Rosier prospects of growth in America could spell trouble for investments in emerging markets as investors choose to put their money into more robust economies, The Wall Street Journal reported on Thursday (April 8).
“February and March saw the biggest net outflows from emerging-market bonds since the pandemic emerged last spring, with investors withdrawing about $3 billion each month, according to data from the Institute of International Finance,” the Journal writes. “The selloff was heaviest for debt issued by South Africa, Indonesia and India. Fund managers also pulled out a combined $670 million from stocks in developing countries over those two months.”
These markets — as well as places like Brazil and Mexico — have been upended by an improved growth outlook in America, which has led to a stronger dollar and higher treasury yields. Money managers are counting on the Federal Reserve to raise interest rates and control inflation in the coming years.
As PYMNTS reported last week, the U.S. could play a key role in the projected 6 percent growth in the world economy this year.
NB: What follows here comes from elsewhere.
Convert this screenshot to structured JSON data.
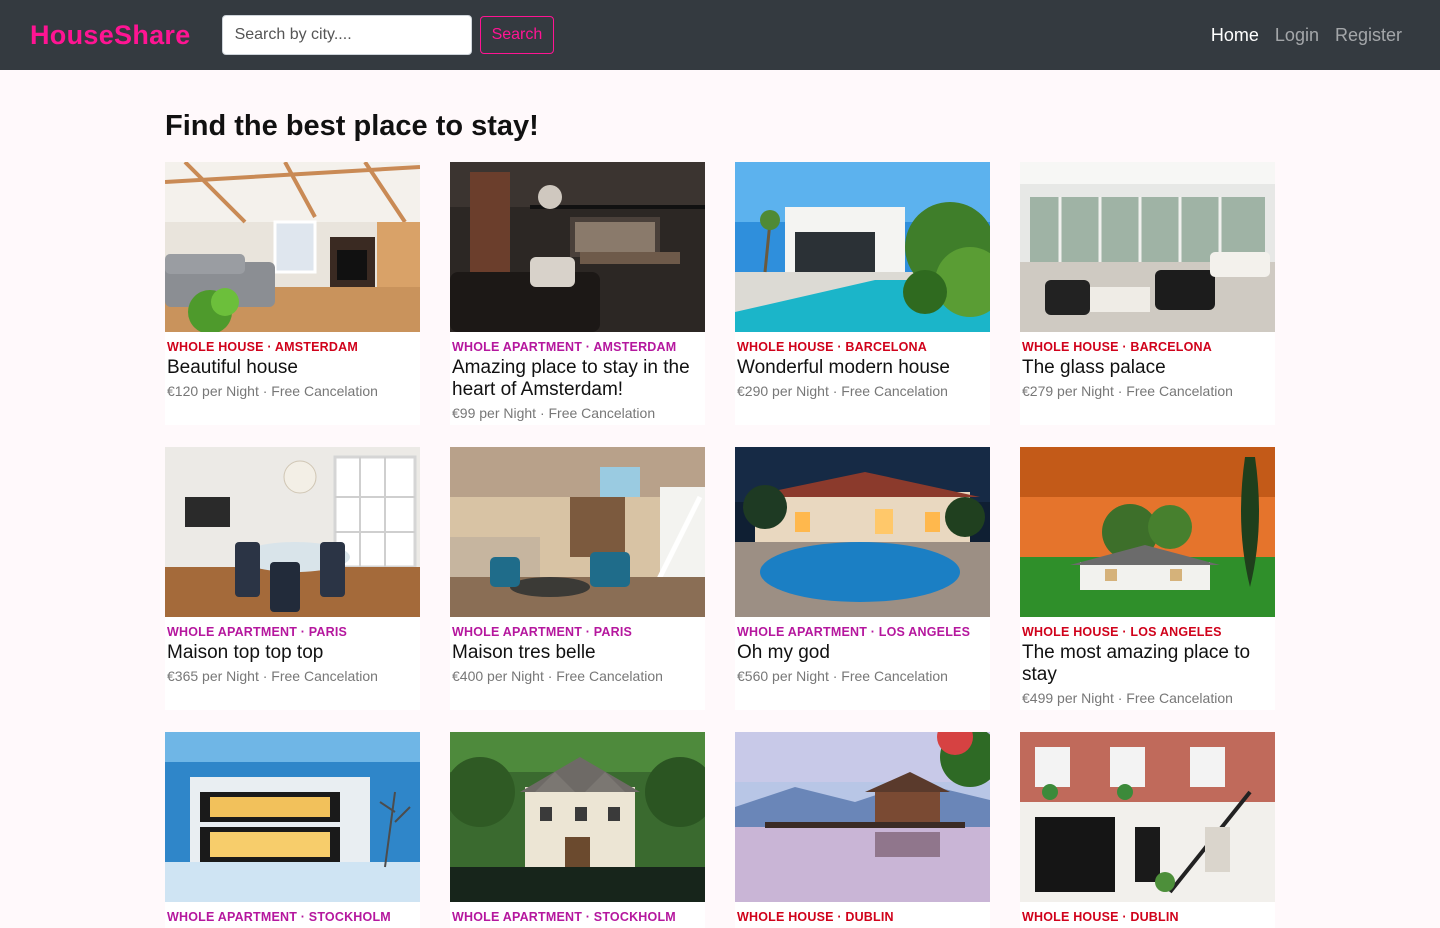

Some of the factors contributing to this growth include the COVID-19 vaccine rollout, the government’s $1.9 trillion aid package and the fact that American households have built up almost that much money in savings over the past year.
If the U.S. were to take on a larger role, it would be the first time in more than 15 years that America has made a larger contribution to global growth than China. This optimism is pulling capital from emerging markets, noted the Journal report, forcing some developing nations to hike their interest rates despite weaker economies.
“The global liquidity cycle is beginning to turn,” Paul O’Connor, head of a multi-asset team at Janus Henderson, told the Journal. “If you look at emerging-market fixed income today, it’s going against big headwinds.”